The mission of the graduate program in the chemical engineering department is to provide exceptional students the opportunity to earn M.S. and Ph.D. degrees in Chemical Engineering as the students benefit from the unique experience of BYU. The program provides the faculty an opportunity to direct internationally recognized research that enhances department educational efforts and the value of all department degrees. Research and other graduate-program activities improve both the undergraduate and graduate educational experiences and are not justified solely by external funding, publications, or other norms. In this environment, student education is substantially broader than classroom instruction and includes the practical training, critical thinking skills, writing skills, and self-direction required to perform research.
Within a few years of graduation, all engineering students will (assessment methods shown in parentheses):
- Be engaged in fulfilling and meaningful careers that use skills developed in the program (self surveys)
- Establish themselves as consistent and substantive organizational contributors (industrial advisory committee/employer/self surveys)

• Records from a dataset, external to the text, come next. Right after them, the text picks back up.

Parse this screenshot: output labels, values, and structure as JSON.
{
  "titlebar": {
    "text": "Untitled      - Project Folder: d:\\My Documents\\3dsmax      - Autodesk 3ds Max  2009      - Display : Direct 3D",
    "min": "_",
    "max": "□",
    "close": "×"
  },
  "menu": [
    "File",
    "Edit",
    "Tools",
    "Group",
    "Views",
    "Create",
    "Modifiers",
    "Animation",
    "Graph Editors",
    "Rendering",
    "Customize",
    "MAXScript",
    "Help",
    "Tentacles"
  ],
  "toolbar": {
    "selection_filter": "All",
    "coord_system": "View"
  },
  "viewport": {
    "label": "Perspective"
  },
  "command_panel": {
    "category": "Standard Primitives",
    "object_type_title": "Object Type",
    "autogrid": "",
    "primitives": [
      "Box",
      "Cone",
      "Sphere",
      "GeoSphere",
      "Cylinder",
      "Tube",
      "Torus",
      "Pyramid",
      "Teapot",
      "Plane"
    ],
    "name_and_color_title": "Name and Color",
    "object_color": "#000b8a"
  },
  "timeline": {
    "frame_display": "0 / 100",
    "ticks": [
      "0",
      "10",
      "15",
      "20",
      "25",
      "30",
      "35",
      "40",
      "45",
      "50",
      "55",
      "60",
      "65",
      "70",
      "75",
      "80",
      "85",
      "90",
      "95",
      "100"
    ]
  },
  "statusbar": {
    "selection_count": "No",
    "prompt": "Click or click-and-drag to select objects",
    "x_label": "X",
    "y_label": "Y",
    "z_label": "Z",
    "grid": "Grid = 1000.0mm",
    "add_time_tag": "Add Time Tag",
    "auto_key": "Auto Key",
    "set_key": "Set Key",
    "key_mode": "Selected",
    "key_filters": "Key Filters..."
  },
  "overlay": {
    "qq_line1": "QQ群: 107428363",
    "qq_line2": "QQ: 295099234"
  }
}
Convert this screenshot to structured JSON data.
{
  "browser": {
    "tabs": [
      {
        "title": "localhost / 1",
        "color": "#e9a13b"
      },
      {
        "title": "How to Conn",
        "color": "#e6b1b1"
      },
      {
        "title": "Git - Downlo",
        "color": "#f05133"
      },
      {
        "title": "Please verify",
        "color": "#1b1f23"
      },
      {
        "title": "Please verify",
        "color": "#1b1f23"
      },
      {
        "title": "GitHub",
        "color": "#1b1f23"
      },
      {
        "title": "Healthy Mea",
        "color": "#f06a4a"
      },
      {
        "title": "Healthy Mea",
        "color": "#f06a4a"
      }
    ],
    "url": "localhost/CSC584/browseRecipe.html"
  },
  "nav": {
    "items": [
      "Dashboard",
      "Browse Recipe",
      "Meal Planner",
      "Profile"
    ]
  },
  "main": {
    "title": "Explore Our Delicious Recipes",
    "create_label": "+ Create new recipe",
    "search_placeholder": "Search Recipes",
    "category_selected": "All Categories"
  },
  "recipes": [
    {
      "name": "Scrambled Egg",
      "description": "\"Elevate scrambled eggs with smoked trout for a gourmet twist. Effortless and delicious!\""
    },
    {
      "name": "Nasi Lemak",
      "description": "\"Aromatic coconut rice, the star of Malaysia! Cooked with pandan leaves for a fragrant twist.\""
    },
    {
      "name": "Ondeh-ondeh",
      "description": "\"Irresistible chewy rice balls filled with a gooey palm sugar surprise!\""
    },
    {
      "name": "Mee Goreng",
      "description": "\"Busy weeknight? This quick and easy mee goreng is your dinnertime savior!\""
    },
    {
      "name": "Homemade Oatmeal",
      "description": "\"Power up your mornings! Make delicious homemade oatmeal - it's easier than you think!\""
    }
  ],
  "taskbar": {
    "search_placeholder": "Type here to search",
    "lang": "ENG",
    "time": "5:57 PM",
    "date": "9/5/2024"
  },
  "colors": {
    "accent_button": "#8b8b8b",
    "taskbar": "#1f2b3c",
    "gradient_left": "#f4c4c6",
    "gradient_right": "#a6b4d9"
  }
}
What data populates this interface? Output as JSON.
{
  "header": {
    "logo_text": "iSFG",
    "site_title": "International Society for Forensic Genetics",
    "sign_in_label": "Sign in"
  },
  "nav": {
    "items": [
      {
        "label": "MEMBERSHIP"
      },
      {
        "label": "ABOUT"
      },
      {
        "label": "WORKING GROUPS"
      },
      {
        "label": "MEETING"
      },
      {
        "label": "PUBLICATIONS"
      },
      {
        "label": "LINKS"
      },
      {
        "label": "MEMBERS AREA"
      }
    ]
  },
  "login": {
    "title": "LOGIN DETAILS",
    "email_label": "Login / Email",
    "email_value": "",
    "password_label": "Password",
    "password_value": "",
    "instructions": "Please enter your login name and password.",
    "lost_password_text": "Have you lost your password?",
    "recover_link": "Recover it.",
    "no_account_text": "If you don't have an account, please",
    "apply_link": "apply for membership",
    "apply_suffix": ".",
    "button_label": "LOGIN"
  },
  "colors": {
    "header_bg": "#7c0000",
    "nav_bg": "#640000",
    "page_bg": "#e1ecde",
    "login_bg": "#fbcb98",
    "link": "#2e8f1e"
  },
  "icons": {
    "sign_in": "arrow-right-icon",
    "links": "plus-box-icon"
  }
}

The graduate programs in chemical engineering at BYU include a project-based MS program, a thesis MS program, and a PhD program. The objectives and learning outcomes associated with each of these programs differ both in extent and fundamentally, as described below. The objectives outline the skills students should demonstrate a few years after graduation. The learning outcomes describe skills students should exhibit at the time of graduation. Assessments of meeting the objectives and learning outcomes include direct and indirect measures, the former being information that relates directly to student achievement and the latter being secondary measures related to this achievement. These objectives and outcomes are further supported by quantitative departmental performance goals. The objectives and outcomes fall into four categories: engineering foundation, sub-discipline expertise, engineering work skills and leadership, and personal ethics and accountability. The extent and nature of sub-discipline expertise and leadership is the biggest difference between the MS and PhD program outcomes.Broad Understanding of Engineering Science
Demonstrate accurate and broad understanding of engineering science as evidenced through innovative, timely, and sound solutions to problems
Interact productively with people from diverse backgrounds as both leaders/mentors and team members and with integrity and professionalism
Exhibit communication skills
Understand sub-discipline at a level that meets or exceeds that of world experts and their advisors.
Conduct research independent of their advisers and take personal responsibility for its direction and conclusions.
Innovate contributions to new science/scientific methods.
Publish contributions in respected, archival journals.
Exhibit safety skills
Evidence of Learning
Direct measures of outcomes include
- examining committee dissertation evaluation
- qualifying exam
- semiannual student evaluations
- publications/student – goal is 3 peer reviewed publicaitons for PhD students with at least one submitted by defense date
Indirect measures of outcomes and objectives include
- external program evaluations by visiting scientists
- periodic alumni and industrial advisory committee surveys
- student surveys
Learning and Teaching Assessment and Improvement
The graduate curriculum was reviewed by faculty committees composed of current and past instructors for each class. As a result, several courses were revised and new courses proposed.
Expectations for adequate student progress toward timely graduation were re-evaluated and revised. Published documents were clarified to improve student/faculty expectations and interactions. The graduate committee developed uniform guidelines for the preparation and defense of the prospectus. Furthermore, expectations regarding publications were clarified for students and committees. The peer-review process necessitated by early publications will improve quality of thesis work.
Increased emphasis on safety and professional ethics.
Survey instruments for students and advisory committees upon graduation were developed.